**Work item:** Line by line, copy the records below exactly.
[Opening Source material section]
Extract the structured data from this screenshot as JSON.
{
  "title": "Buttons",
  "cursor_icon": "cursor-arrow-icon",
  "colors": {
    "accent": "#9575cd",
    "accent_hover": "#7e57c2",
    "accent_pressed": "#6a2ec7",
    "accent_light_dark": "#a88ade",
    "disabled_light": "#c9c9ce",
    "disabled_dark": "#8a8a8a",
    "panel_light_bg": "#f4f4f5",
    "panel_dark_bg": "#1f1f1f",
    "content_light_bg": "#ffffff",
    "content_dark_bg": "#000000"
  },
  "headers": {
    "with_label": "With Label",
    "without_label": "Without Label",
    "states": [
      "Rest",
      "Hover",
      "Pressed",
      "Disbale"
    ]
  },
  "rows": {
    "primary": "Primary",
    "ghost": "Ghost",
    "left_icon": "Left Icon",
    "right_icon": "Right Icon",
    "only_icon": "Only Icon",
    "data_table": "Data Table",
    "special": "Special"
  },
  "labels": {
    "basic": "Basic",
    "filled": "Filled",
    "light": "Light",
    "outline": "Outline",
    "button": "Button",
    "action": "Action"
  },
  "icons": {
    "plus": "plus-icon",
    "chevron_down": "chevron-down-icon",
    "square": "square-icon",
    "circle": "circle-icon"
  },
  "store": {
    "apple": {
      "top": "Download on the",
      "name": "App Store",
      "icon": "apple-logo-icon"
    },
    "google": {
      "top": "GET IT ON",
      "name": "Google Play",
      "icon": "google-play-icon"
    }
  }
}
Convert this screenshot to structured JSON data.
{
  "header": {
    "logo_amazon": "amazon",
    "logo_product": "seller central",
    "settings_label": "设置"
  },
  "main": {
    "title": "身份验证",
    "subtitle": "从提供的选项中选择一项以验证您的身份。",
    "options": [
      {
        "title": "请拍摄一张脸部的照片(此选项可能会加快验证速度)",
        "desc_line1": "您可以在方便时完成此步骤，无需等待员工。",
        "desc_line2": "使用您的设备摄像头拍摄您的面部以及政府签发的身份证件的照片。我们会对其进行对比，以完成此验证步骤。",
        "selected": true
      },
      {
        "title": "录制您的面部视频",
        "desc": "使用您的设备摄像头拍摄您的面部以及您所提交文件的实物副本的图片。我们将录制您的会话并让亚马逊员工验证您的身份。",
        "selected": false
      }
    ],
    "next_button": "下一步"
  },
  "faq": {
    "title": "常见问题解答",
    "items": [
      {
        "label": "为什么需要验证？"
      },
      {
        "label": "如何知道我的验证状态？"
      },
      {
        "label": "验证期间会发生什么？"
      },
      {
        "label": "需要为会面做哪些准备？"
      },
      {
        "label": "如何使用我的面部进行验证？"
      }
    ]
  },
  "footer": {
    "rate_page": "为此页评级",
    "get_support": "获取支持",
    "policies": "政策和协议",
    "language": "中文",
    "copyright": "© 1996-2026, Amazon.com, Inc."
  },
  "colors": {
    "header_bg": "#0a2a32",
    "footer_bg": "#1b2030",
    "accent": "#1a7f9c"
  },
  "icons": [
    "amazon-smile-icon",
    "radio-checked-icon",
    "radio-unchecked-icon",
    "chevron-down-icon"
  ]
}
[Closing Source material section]
**Reply to the exercise:**
Extract the structured data from this screenshot as JSON.
{
  "title": "Buttons",
  "cursor_icon": "cursor-arrow-icon",
  "colors": {
    "accent": "#9575cd",
    "accent_hover": "#7e57c2",
    "accent_pressed": "#6a2ec7",
    "accent_light_dark": "#a88ade",
    "disabled_light": "#c9c9ce",
    "disabled_dark": "#8a8a8a",
    "panel_light_bg": "#f4f4f5",
    "panel_dark_bg": "#1f1f1f",
    "content_light_bg": "#ffffff",
    "content_dark_bg": "#000000"
  },
  "headers": {
    "with_label": "With Label",
    "without_label": "Without Label",
    "states": [
      "Rest",
      "Hover",
      "Pressed",
      "Disbale"
    ]
  },
  "rows": {
    "primary": "Primary",
    "ghost": "Ghost",
    "left_icon": "Left Icon",
    "right_icon": "Right Icon",
    "only_icon": "Only Icon",
    "data_table": "Data Table",
    "special": "Special"
  },
  "labels": {
    "basic": "Basic",
    "filled": "Filled",
    "light": "Light",
    "outline": "Outline",
    "button": "Button",
    "action": "Action"
  },
  "icons": {
    "plus": "plus-icon",
    "chevron_down": "chevron-down-icon",
    "square": "square-icon",
    "circle": "circle-icon"
  },
  "store": {
    "apple": {
      "top": "Download on the",
      "name": "App Store",
      "icon": "apple-logo-icon"
    },
    "google": {
      "top": "GET IT ON",
      "name": "Google Play",
      "icon": "google-play-icon"
    }
  }
}
Convert this screenshot to structured JSON data.
{
  "header": {
    "logo_amazon": "amazon",
    "logo_product": "seller central",
    "settings_label": "设置"
  },
  "main": {
    "title": "身份验证",
    "subtitle": "从提供的选项中选择一项以验证您的身份。",
    "options": [
      {
        "title": "请拍摄一张脸部的照片(此选项可能会加快验证速度)",
        "desc_line1": "您可以在方便时完成此步骤，无需等待员工。",
        "desc_line2": "使用您的设备摄像头拍摄您的面部以及政府签发的身份证件的照片。我们会对其进行对比，以完成此验证步骤。",
        "selected": true
      },
      {
        "title": "录制您的面部视频",
        "desc": "使用您的设备摄像头拍摄您的面部以及您所提交文件的实物副本的图片。我们将录制您的会话并让亚马逊员工验证您的身份。",
        "selected": false
      }
    ],
    "next_button": "下一步"
  },
  "faq": {
    "title": "常见问题解答",
    "items": [
      {
        "label": "为什么需要验证？"
      },
      {
        "label": "如何知道我的验证状态？"
      },
      {
        "label": "验证期间会发生什么？"
      },
      {
        "label": "需要为会面做哪些准备？"
      },
      {
        "label": "如何使用我的面部进行验证？"
      }
    ]
  },
  "footer": {
    "rate_page": "为此页评级",
    "get_support": "获取支持",
    "policies": "政策和协议",
    "language": "中文",
    "copyright": "© 1996-2026, Amazon.com, Inc."
  },
  "colors": {
    "header_bg": "#0a2a32",
    "footer_bg": "#1b2030",
    "accent": "#1a7f9c"
  },
  "icons": [
    "amazon-smile-icon",
    "radio-checked-icon",
    "radio-unchecked-icon",
    "chevron-down-icon"
  ]
}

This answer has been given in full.